* [Required action]: In the data below, locate each line with the word "Thursday" and list it.

━━━ Excerpted data ━━━

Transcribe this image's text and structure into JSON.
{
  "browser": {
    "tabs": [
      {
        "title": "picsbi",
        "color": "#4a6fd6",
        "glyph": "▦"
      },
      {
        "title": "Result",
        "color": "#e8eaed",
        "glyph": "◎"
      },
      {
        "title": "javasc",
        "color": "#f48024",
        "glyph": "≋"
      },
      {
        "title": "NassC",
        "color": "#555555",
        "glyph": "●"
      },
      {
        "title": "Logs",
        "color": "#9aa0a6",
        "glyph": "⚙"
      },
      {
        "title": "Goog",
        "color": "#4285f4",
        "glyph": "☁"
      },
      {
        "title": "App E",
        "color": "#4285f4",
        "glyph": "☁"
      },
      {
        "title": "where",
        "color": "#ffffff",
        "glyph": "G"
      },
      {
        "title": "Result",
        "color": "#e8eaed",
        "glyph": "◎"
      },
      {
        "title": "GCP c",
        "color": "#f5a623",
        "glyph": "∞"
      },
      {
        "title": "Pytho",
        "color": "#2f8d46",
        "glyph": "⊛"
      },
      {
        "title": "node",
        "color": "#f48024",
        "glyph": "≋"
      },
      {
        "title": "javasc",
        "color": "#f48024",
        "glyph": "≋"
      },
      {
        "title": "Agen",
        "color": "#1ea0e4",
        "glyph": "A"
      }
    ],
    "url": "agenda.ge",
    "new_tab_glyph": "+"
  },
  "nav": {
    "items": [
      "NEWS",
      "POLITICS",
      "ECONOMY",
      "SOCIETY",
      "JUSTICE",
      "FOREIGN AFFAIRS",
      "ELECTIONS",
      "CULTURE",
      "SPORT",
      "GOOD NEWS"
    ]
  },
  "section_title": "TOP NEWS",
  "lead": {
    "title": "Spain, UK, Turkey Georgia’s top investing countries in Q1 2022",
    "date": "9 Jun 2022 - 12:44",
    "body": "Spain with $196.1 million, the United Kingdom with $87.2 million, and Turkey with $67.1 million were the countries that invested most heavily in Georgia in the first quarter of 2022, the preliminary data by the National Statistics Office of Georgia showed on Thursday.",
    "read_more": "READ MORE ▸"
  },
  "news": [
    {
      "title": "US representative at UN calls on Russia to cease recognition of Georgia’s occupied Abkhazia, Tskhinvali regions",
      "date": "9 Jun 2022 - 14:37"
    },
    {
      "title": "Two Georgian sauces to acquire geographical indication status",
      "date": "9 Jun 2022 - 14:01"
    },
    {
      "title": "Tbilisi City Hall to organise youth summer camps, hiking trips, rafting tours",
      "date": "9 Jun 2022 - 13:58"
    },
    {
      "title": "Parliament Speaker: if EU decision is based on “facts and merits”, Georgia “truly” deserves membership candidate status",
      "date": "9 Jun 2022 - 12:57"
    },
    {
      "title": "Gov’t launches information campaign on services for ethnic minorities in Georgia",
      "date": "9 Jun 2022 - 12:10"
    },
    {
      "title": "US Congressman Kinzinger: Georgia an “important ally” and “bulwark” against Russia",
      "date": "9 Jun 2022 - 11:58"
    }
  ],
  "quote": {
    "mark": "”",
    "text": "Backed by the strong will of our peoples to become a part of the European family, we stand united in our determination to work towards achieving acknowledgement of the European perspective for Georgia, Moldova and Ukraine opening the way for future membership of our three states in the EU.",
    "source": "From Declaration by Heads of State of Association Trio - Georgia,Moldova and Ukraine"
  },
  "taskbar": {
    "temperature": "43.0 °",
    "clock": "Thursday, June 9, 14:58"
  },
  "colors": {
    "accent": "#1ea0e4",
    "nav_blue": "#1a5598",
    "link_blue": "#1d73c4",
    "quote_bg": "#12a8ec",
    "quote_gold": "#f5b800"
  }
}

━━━

* [Answer for this exercise]:
    "body": "Spain with $196.1 million, the United Kingdom with $87.2 million, and Turkey with $67.1 million were the countries that invested most heavily in Georgia in the first quarter of 2022, the preliminary data by the National Statistics Office of Georgia showed on Thursday.",
    "clock": "Thursday, June 9, 14:58"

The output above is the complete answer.